• _Work request_
Every line containing the string "Literal" should be returned from the records.

****************

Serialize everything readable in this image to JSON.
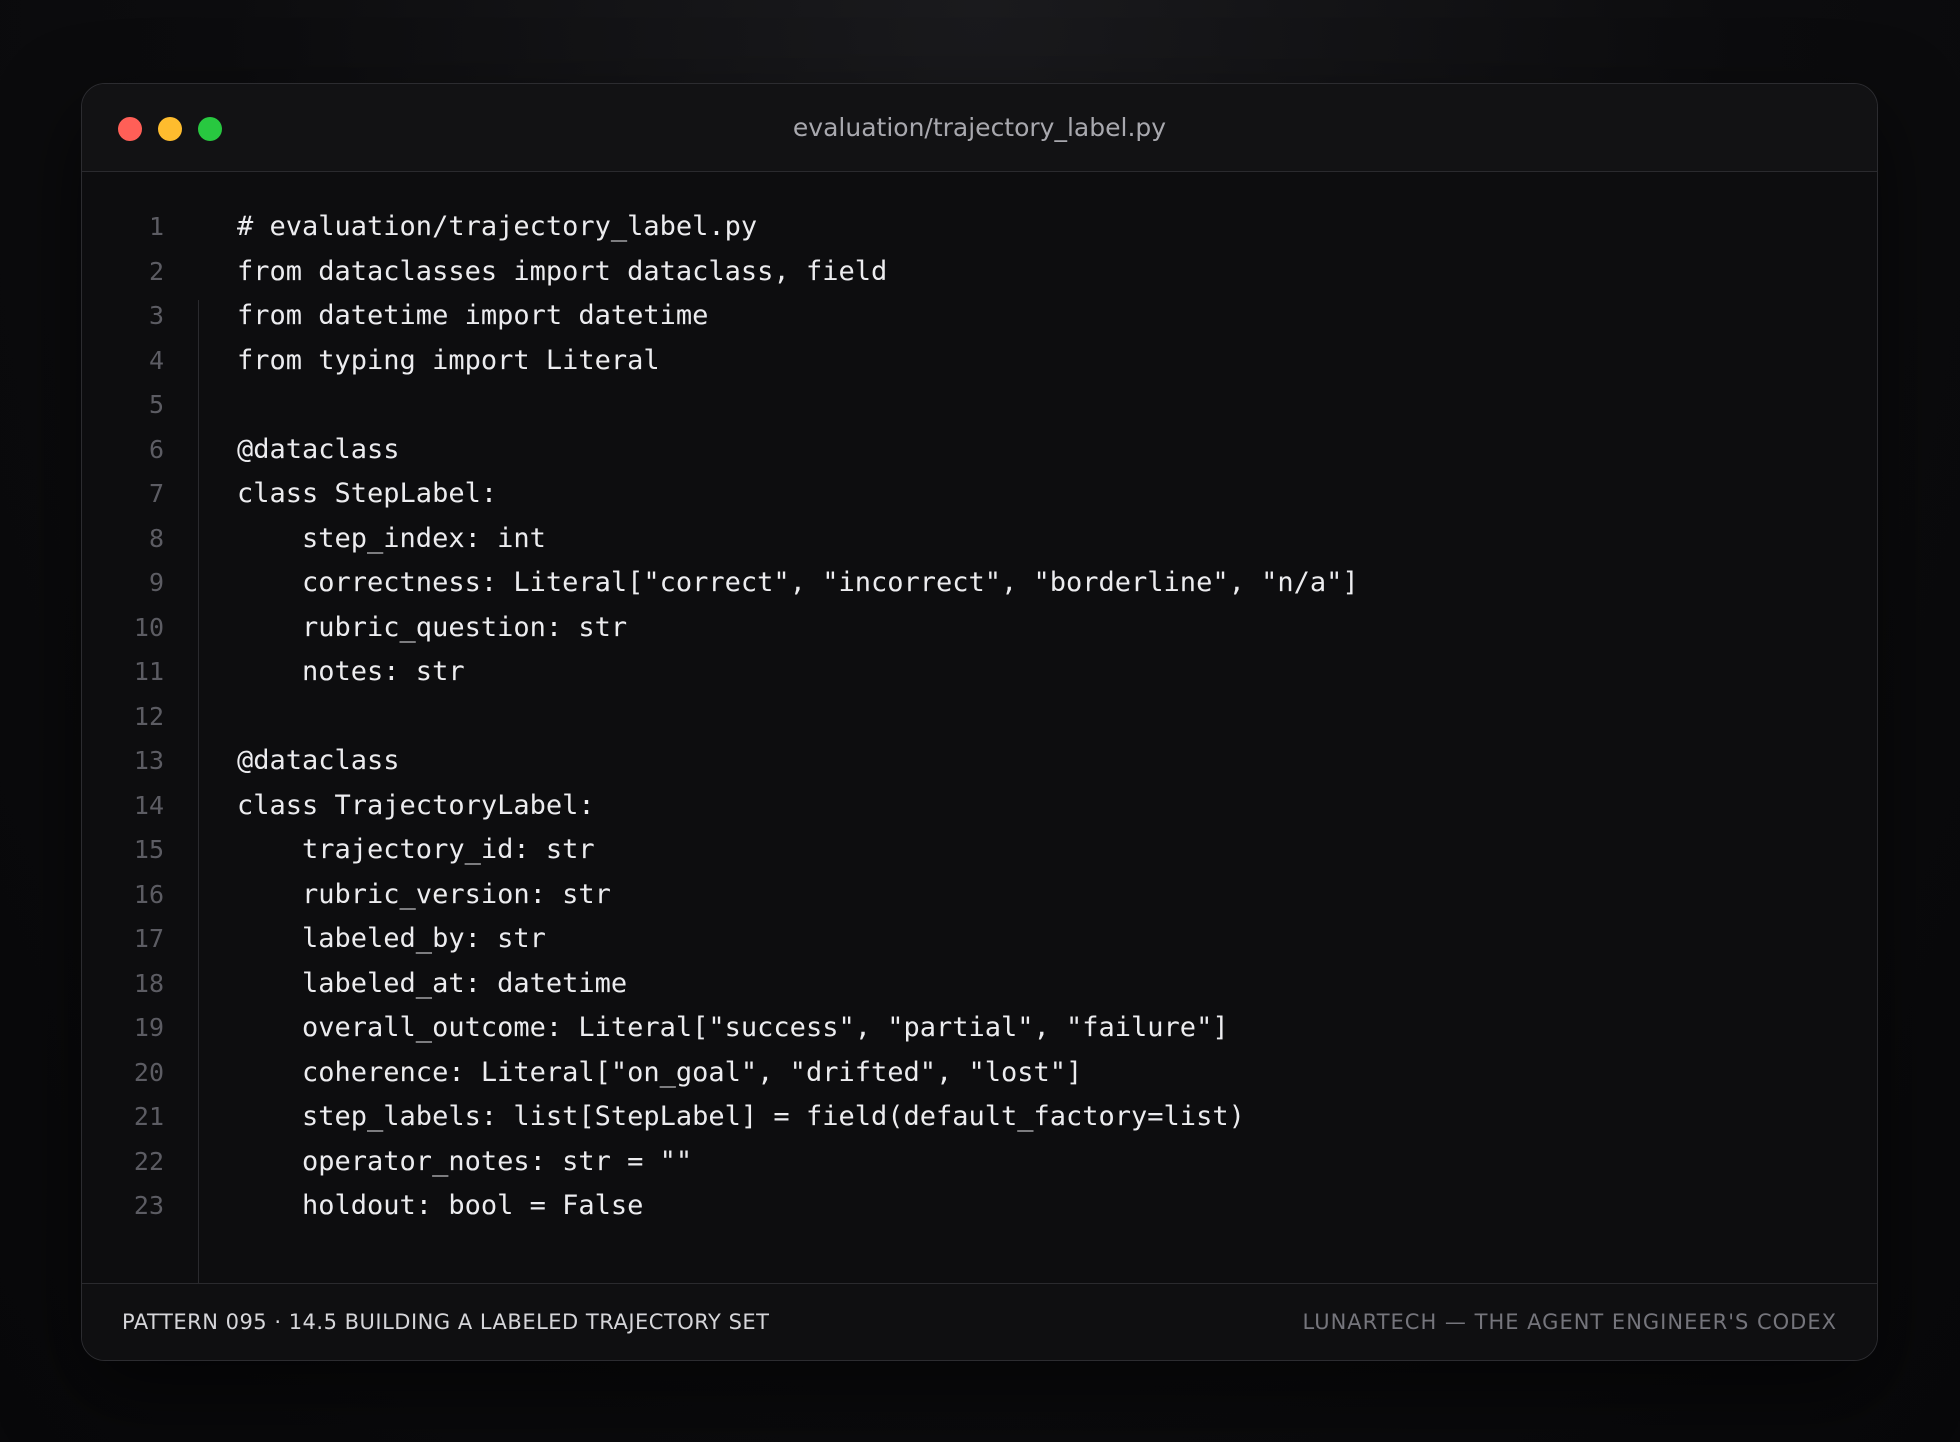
{
  "window": {
    "title": "evaluation/trajectory_label.py",
    "controls": {
      "close_color": "#ff5f57",
      "minimize_color": "#febc2e",
      "maximize_color": "#28c840"
    }
  },
  "code": {
    "lines": [
      {
        "n": "1",
        "text": "# evaluation/trajectory_label.py"
      },
      {
        "n": "2",
        "text": "from dataclasses import dataclass, field"
      },
      {
        "n": "3",
        "text": "from datetime import datetime"
      },
      {
        "n": "4",
        "text": "from typing import Literal"
      },
      {
        "n": "5",
        "text": ""
      },
      {
        "n": "6",
        "text": "@dataclass"
      },
      {
        "n": "7",
        "text": "class StepLabel:"
      },
      {
        "n": "8",
        "text": "    step_index: int"
      },
      {
        "n": "9",
        "text": "    correctness: Literal[\"correct\", \"incorrect\", \"borderline\", \"n/a\"]"
      },
      {
        "n": "10",
        "text": "    rubric_question: str"
      },
      {
        "n": "11",
        "text": "    notes: str"
      },
      {
        "n": "12",
        "text": ""
      },
      {
        "n": "13",
        "text": "@dataclass"
      },
      {
        "n": "14",
        "text": "class TrajectoryLabel:"
      },
      {
        "n": "15",
        "text": "    trajectory_id: str"
      },
      {
        "n": "16",
        "text": "    rubric_version: str"
      },
      {
        "n": "17",
        "text": "    labeled_by: str"
      },
      {
        "n": "18",
        "text": "    labeled_at: datetime"
      },
      {
        "n": "19",
        "text": "    overall_outcome: Literal[\"success\", \"partial\", \"failure\"]"
      },
      {
        "n": "20",
        "text": "    coherence: Literal[\"on_goal\", \"drifted\", \"lost\"]"
      },
      {
        "n": "21",
        "text": "    step_labels: list[StepLabel] = field(default_factory=list)"
      },
      {
        "n": "22",
        "text": "    operator_notes: str = \"\""
      },
      {
        "n": "23",
        "text": "    holdout: bool = False"
      }
    ]
  },
  "footer": {
    "left": "PATTERN 095 · 14.5 BUILDING A LABELED TRAJECTORY SET",
    "right": "LUNARTECH — THE AGENT ENGINEER'S CODEX"
  }
}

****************

• _Solution to the problem_
        "text": "from typing import Literal"
        "text": "    correctness: Literal[\"correct\", \"incorrect\", \"borderline\", \"n/a\"]"
        "text": "    overall_outcome: Literal[\"success\", \"partial\", \"failure\"]"
        "text": "    coherence: Literal[\"on_goal\", \"drifted\", \"lost\"]"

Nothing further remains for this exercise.